** TASK INSTRUCTIONS **
Search the entries below for the word "través" and copy every line where it appears.

(App and web page records)
######

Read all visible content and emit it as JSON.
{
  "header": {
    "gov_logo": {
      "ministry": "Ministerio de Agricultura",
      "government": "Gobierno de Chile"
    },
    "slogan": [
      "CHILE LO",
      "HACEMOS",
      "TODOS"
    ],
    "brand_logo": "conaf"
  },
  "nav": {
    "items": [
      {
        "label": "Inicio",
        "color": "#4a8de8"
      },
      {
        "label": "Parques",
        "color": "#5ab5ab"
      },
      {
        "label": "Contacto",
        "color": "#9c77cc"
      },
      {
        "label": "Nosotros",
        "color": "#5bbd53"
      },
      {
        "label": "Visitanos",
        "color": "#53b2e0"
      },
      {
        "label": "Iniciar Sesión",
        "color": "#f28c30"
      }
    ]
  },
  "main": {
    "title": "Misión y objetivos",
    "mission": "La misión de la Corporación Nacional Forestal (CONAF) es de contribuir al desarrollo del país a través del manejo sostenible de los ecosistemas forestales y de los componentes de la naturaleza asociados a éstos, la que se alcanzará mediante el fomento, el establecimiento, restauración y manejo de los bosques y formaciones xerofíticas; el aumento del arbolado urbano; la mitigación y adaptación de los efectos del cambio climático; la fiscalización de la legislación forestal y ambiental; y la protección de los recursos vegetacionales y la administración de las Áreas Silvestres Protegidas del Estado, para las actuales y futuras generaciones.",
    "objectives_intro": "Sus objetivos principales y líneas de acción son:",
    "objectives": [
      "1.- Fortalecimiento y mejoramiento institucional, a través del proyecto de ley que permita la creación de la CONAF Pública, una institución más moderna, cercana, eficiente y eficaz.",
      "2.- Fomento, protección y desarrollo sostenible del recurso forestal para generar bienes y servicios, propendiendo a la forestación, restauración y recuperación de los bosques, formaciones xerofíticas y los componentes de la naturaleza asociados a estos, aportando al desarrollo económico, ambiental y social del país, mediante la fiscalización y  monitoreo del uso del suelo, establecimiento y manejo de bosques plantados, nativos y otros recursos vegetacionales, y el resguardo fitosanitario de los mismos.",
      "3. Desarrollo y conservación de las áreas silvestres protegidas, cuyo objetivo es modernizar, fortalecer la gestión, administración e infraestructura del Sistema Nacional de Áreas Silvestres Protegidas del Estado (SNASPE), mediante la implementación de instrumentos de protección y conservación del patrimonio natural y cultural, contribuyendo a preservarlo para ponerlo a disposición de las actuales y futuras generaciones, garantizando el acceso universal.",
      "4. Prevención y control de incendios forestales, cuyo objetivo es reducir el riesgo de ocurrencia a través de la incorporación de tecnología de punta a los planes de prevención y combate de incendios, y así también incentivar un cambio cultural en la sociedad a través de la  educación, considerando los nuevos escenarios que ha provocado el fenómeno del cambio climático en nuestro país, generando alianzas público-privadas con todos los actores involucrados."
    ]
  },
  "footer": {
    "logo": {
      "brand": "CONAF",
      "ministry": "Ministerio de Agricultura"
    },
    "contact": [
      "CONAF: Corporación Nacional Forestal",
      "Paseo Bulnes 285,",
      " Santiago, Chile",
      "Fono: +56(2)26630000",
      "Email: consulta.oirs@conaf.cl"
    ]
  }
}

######

** TASK ANSWER **
    "mission": "La misión de la Corporación Nacional Forestal (CONAF) es de contribuir al desarrollo del país a través del manejo sostenible de los ecosistemas forestales y de los componentes de la naturaleza asociados a éstos, la que se alcanzará mediante el fomento, el establecimiento, restauración y manejo de los bosques y formaciones xerofíticas; el aumento del arbolado urbano; la mitigación y adaptación de los efectos del cambio climático; la fiscalización de la legislación forestal y ambiental; y la protección de los recursos vegetacionales y la administración de las Áreas Silvestres Protegidas del Estado, para las actuales y futuras generaciones.",
      "1.- Fortalecimiento y mejoramiento institucional, a través del proyecto de ley que permita la creación de la CONAF Pública, una institución más moderna, cercana, eficiente y eficaz.",
      "4. Prevención y control de incendios forestales, cuyo objetivo es reducir el riesgo de ocurrencia a través de la incorporación de tecnología de punta a los planes de prevención y combate de incendios, y así también incentivar un cambio cultural en la sociedad a través de la  educación, considerando los nuevos escenarios que ha provocado el fenómeno del cambio climático en nuestro país, generando alianzas público-privadas con todos los actores involucrados."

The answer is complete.